Problem
Where in the data below does the word "Δίσκος" appear? Copy every line that has it.

-- Supplied data follows --

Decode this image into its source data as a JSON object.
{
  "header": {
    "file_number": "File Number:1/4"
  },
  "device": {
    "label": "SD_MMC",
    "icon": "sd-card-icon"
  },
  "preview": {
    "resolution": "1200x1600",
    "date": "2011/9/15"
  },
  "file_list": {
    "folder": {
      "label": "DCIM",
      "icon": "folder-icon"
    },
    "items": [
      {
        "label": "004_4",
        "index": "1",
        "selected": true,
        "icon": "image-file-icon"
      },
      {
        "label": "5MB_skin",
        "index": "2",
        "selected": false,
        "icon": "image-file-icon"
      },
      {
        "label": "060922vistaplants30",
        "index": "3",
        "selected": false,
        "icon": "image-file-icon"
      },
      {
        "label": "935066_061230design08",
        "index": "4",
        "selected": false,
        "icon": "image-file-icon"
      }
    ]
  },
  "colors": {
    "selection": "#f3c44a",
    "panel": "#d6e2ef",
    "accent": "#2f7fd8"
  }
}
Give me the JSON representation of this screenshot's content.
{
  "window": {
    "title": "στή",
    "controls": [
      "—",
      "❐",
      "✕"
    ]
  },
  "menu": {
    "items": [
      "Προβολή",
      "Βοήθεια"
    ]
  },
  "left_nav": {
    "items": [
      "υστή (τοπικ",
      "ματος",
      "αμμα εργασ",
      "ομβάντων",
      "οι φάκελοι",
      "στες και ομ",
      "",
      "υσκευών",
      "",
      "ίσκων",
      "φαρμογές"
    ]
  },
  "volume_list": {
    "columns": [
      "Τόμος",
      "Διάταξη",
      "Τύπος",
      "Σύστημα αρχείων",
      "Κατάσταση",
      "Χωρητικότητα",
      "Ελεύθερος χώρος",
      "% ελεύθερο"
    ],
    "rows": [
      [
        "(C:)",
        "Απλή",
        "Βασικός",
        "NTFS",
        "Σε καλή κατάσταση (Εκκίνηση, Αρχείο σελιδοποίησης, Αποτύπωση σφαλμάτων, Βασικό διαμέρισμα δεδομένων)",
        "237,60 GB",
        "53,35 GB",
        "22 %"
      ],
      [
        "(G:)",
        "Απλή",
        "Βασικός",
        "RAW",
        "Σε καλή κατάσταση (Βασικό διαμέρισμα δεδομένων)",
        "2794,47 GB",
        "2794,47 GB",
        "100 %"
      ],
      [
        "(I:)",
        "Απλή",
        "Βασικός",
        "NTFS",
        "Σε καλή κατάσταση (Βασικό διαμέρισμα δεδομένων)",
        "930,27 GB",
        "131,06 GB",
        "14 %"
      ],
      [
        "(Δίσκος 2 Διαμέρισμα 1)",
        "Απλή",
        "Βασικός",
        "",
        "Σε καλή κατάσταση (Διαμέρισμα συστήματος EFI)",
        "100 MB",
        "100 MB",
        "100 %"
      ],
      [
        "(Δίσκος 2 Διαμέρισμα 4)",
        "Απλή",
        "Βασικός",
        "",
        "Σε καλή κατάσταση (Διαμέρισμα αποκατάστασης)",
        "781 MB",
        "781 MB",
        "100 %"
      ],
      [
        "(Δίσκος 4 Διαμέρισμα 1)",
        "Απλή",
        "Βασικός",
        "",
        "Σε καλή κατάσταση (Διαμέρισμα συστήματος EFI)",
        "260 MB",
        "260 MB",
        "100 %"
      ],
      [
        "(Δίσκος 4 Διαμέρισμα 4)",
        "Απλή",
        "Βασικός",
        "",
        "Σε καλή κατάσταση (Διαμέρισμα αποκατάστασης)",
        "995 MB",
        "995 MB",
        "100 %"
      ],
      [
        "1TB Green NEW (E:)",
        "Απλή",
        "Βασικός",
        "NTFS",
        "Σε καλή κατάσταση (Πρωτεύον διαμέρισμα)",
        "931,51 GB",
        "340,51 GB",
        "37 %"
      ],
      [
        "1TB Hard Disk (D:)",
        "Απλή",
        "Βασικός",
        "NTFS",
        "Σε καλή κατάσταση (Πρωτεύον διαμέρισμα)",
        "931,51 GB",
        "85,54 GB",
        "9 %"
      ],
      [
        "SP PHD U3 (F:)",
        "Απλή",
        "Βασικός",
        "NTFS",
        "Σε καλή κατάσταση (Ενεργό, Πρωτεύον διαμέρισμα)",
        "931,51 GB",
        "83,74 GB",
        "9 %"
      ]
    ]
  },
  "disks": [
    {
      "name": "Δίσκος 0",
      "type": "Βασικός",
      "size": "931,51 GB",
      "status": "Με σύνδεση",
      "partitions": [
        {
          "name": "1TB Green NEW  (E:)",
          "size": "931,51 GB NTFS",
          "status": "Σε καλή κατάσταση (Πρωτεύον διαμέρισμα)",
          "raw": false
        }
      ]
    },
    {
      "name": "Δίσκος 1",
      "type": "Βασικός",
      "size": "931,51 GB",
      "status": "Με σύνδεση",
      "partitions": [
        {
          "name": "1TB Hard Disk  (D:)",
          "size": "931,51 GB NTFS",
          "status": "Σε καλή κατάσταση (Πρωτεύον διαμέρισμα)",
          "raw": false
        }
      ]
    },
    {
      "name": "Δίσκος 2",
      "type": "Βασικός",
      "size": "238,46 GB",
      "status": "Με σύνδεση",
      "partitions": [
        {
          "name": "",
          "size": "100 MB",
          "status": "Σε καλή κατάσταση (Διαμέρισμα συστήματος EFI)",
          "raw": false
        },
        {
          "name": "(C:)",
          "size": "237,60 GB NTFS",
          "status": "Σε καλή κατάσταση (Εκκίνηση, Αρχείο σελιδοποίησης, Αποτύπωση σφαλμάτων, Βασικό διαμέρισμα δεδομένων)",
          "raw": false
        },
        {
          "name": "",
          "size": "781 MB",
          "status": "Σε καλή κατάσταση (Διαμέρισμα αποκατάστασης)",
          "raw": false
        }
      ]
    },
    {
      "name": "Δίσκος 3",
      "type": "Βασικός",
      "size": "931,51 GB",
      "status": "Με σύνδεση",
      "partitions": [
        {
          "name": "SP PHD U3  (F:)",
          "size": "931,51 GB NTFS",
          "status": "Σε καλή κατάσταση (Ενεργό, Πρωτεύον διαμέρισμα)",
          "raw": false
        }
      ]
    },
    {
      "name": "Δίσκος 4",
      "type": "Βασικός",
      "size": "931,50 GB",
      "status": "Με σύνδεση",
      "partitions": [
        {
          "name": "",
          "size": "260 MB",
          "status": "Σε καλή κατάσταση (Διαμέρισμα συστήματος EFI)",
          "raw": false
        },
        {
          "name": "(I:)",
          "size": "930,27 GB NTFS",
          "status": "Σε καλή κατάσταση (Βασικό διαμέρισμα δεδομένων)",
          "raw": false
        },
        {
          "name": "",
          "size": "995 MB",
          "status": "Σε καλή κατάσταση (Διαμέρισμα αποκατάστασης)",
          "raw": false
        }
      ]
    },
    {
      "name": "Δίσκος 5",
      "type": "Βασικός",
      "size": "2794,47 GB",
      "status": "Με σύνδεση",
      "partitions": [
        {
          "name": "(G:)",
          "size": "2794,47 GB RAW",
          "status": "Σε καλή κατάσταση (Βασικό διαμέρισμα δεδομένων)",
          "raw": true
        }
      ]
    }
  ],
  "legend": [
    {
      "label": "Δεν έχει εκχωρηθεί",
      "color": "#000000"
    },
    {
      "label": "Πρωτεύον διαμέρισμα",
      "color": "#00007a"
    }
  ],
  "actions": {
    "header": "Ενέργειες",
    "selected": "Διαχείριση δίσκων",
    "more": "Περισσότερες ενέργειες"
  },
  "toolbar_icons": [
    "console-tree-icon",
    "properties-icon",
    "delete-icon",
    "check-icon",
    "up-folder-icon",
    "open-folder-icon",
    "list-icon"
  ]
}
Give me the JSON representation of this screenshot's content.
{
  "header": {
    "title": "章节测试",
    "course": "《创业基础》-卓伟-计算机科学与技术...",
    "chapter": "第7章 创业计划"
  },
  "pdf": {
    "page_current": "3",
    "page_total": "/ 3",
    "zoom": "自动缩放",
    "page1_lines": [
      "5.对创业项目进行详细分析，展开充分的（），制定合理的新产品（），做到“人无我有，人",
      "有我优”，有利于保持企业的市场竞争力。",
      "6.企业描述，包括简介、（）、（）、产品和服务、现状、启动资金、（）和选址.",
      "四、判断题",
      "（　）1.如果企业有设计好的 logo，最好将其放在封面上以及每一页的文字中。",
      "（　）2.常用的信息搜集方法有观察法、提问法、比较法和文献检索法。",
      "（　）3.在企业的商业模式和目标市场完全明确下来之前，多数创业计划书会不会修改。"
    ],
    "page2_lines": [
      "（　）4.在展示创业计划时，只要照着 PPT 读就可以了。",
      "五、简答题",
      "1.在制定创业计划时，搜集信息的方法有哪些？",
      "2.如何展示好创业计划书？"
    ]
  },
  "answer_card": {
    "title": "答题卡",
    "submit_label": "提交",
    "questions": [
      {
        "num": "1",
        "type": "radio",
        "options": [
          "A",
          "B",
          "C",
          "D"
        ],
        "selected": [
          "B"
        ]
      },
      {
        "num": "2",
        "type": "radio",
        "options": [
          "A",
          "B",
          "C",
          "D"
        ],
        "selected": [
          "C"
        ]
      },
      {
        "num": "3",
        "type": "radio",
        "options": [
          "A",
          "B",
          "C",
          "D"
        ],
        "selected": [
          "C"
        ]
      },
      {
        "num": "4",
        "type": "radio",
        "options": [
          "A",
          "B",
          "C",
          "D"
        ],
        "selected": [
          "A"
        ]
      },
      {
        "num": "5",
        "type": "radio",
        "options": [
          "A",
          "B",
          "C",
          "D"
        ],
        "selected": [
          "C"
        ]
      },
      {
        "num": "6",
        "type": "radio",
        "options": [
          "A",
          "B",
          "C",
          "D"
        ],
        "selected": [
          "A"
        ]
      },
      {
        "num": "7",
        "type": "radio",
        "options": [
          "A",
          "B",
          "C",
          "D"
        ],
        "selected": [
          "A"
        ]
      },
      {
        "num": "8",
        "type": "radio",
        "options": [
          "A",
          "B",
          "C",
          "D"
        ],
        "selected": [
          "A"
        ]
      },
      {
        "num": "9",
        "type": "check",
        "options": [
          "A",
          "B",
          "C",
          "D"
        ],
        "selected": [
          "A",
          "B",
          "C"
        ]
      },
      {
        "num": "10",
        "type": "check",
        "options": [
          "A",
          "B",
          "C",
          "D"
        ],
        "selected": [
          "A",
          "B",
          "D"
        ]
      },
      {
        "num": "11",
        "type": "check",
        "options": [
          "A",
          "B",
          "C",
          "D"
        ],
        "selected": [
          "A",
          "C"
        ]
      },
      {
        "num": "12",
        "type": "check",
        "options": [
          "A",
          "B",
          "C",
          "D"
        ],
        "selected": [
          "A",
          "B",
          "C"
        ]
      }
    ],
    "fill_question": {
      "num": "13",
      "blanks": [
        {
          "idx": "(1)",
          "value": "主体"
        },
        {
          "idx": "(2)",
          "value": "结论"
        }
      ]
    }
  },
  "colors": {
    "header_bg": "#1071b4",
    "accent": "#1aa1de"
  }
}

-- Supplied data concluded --

Solution
        "(Δίσκος 2 Διαμέρισμα 1)",
        "(Δίσκος 2 Διαμέρισμα 4)",
        "(Δίσκος 4 Διαμέρισμα 1)",
        "(Δίσκος 4 Διαμέρισμα 4)",
      "name": "Δίσκος 0",
      "name": "Δίσκος 1",
      "name": "Δίσκος 2",
      "name": "Δίσκος 3",
      "name": "Δίσκος 4",
      "name": "Δίσκος 5",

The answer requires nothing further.